The Consumer Duty’s price and value requirements provide the FCA with an important new tool: the ability to challenge firms on whether ongoing services deliver value for money. This will enable the FCA to look at whether the fees firms are charging stack up against the financial and non-financial benefits clients are likely to get in return.

In the decade since RDR, many firms have adapted their charging models to try and ensure a closer fit between the price clients pay for an ongoing service and the benefits delivered. This has seen firms add features like fixed fees, tiered charges, time-based charging and fee caps to their charging models.

However, there are still firms with charging models that don’t have these features. And while fees based upon a fixed percentage of assets under advice are not inherently bad, they do increase the risk of poor value. This is especially the case where firms serve clients whose wealth levels and needs/objectives vary significantly.

Similar to the FCA’s work in other sectors, firms are likely to be asked to evidence how they have assessed that their ongoing services deliver fair value for all client groups. And if they have groups of clients paying many, many multiples more than others, they’re going to need to justify this approach.

Are my ongoing services delivered as promised?

Ongoing services can only deliver the expected benefits to clients if they take place as promised. The FCA is likely to focus not just on whether services take place, but also whether they take place to the agreed schedule.

Where services aren’t delivered, the regulator will want to know what action firms take in response. This could include whether firms contact clients to rearrange review meetings in a timely manner, how they manage the risk of poor client outcomes from service non-delivery and their approach to refunding fees (where relevant).

Are my ongoing services delivered well?

Finally, it’s important to ensure ongoing services are carried out well. Key areas to consider include whether all of the features of the service are delivered, the suitability of any advice provided, whether necessary disclosures are given to clients, and whether any changes to the underlying investment solution are implemented accurately and on a timely basis.

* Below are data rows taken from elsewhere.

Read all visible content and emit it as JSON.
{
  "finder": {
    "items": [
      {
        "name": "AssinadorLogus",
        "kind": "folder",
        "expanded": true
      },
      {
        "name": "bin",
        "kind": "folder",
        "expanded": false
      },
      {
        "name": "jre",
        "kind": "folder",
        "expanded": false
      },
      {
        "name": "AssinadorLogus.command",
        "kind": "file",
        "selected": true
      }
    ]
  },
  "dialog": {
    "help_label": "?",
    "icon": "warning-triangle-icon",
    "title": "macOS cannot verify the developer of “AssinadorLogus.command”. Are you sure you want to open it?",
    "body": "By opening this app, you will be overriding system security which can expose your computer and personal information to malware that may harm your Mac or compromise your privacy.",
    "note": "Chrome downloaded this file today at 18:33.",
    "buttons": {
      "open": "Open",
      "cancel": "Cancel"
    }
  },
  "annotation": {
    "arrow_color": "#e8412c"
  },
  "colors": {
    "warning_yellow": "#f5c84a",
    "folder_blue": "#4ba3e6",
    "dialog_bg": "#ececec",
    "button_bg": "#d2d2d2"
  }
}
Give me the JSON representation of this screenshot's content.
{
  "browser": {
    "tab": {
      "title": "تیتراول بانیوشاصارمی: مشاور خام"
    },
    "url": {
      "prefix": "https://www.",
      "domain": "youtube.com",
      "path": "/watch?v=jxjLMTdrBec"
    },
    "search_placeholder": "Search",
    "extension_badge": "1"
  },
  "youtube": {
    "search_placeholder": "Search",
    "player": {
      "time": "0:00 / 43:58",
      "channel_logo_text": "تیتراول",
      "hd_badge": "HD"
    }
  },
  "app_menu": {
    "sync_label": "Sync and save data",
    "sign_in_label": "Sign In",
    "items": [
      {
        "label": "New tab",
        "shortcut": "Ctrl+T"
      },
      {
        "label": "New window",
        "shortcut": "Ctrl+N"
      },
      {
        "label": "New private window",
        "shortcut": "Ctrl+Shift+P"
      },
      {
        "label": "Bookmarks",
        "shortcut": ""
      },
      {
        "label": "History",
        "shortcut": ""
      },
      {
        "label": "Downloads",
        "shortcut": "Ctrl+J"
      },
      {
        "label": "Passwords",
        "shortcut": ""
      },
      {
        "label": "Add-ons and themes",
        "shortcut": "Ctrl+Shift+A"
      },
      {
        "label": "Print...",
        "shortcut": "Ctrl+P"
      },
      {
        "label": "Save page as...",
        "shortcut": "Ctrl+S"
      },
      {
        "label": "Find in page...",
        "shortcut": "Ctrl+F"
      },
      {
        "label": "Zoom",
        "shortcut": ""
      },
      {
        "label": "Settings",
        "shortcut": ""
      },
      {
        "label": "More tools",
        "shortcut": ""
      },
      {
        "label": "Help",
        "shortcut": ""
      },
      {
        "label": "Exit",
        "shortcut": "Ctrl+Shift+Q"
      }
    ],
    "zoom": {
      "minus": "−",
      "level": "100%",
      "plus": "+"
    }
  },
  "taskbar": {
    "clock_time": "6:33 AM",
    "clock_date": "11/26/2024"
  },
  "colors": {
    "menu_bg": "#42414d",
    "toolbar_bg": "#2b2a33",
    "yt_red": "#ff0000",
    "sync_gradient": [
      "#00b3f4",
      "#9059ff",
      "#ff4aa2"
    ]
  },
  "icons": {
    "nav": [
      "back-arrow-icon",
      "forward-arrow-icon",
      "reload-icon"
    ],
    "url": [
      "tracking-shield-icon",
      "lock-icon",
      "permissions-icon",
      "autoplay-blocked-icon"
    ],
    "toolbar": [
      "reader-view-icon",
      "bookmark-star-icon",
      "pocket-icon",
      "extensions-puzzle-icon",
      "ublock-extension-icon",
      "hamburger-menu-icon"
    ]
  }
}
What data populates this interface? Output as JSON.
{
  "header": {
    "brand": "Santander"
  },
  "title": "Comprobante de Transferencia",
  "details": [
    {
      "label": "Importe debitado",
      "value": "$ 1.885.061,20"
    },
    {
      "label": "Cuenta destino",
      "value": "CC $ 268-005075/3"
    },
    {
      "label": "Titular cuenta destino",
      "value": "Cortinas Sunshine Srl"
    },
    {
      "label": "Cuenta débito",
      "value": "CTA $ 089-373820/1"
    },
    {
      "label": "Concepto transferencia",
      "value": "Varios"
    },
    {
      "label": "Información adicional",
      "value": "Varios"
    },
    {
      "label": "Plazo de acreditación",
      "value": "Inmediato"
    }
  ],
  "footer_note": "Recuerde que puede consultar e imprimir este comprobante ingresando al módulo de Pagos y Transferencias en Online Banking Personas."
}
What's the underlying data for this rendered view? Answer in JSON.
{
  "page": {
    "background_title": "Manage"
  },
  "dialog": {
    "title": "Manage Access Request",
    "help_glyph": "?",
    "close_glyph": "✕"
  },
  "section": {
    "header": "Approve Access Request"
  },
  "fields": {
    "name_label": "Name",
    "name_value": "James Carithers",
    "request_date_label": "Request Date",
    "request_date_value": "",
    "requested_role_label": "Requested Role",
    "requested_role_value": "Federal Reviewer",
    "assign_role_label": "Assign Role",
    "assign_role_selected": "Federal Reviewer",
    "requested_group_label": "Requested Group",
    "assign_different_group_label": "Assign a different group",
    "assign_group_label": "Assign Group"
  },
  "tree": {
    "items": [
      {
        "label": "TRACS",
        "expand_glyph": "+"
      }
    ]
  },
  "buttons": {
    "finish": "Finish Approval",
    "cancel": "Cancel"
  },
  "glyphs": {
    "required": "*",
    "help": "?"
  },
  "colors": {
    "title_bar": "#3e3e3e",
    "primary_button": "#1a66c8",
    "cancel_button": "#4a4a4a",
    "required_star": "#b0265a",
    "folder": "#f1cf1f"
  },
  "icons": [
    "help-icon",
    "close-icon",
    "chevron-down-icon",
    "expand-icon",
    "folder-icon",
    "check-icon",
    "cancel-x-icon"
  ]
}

We can help

Our team of experts has significant insight into the FCA’s approach and we are already helping clients in this area.

We can help you determine how these changes will affect you and assess your Consumer Duty implementation plans to make sure your approach is moving in the right direction.

You can also access our Consumer Duty Resource Library to help you navigate and meet the FCA’s requirements.